This weekend, the traditionally bland halls of Knox exploded with life. There were paper yellow brick roads, authentic costumes, scattered sneakers, laughter, and ethnic bodies frolicking around effortlessly. But through it all, there was one constant theme: Indian culture.
The Indian Student Association (ISA) and UB Zeal are two different groups that have formed a partnership. Their alliance was fully on display this past weekend at the International Fiesta. ISA is the on-campus embodiment of Indian culture, and UB Zeal is the dance team – working on becoming an official club – that works with numerous international Student Associations. Though not technically linked together, the affiliates have mutual love for two things: Indian culture and a good time.
UB Zeal co-founder Crista Mathew, a senior psychology major, chose the club's title for a reason.
"We're all very passionate about dancing," Matthew said. "Zeal came about because zeal is another word for passion and we just thought that was fitting."
Passion oscillated through the crowd as the seven female members expressed their versatile moves on the Fiesta stage. Though not competing, the team practiced ardently every night last week while balancing schoolwork and everyday life. The amount of time spent together formed a team of individuals into a close-knit family with a sisterly bond.
"Dancing is an outlet, but it is also like a family, so when we have a team event it's like a family event," said Vrinda Tarneja, a freshman biological sciences major.
This family ‘zeal' is exactly what ISA shoots for. The current president, Mira Pandya, started with ISA after joining UB Zeal, and established connections with other ISA members.
"I went to the [UB Zeal] events and really liked it…and I always wanted to be a part of an Indian SA when I came to college," Pandya said.
With the new duties of being president, one of the top priorities at hand is to add new members and grow as a club.

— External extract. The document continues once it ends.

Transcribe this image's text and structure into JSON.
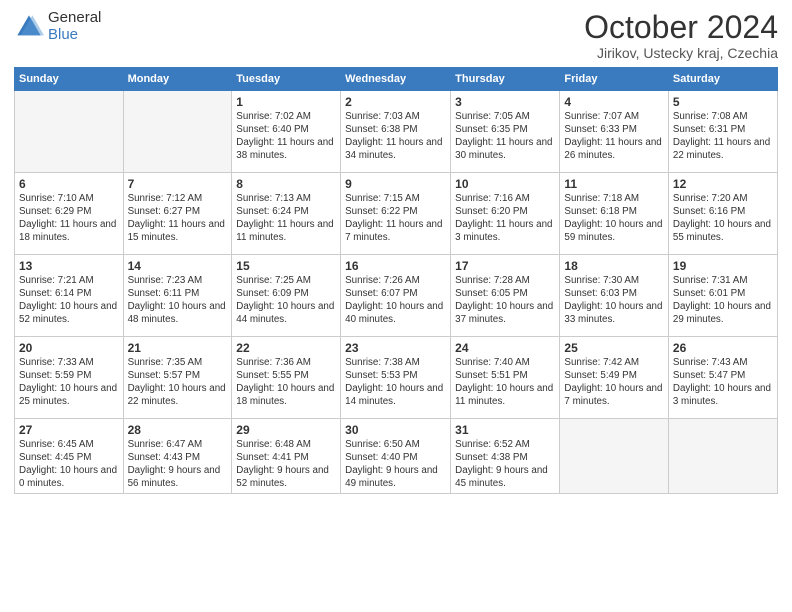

"We want more members to come to our events," Pandya said. "It's something to come to, they're great, and there are dances. If you don't like it, it's OK, you gave it a shot. What we don't want is for people to not come because they're too shy, because that's how our non-Indian members started and they've stuck around for the last year and a half, so give it a shot."
Several non-Indian students, including members Alexa O'Brien and Lindsay Cunliffe, both sophomore psychology majors, have taken this shot. They exemplify the ISA mission statement: "to bridge the gap between Indian and non-Indian students on campus and in the Buffalo community."
Though the two hesitated at first, the ISA members made the girls feel at ease.
"We came from a predominantly white high school and we knew nothing about the culture," Cunliffe said. "At first I was kind of like: ‘I don't know what I'm doing'…but I'm so glad I did it, I really warmed up to it."
Taking duties a step further, Cunliffe decided to give back. She fills the role of community service chair on the ISA e-board. Pandya said some of the board's most loyal members are not Indian.
Members are allowed to be a part of both ISA and UB Zeal. Henna Khanijou, a sophomore psychology major, was a choreographer of Bollywood (ISA's own dance team), and is also the co-captain of UB Zeal. UB Zeal is the more competitive team, holding tryouts, while Bollywood does not.
"We've gotten to the point where a lot of people know who we are on this campus, but we really want to expand that a little bit more," Khanijou said. "We're on Twitter, we're on Facebook."
ISA achieved third place this past Saturday with its Bollywood performance in the Fiesta, and the number of members continually grows. There are 42 now – a number that has doubled since last year.
The ISA is hosting a Hindi Movie Night at the end of March, and UB Zeal will be taking its passion for dance to the University of Rochester on March 31 for a live performance.
As ISA and UB Zeal continue to grow, so does Indian culture at UB.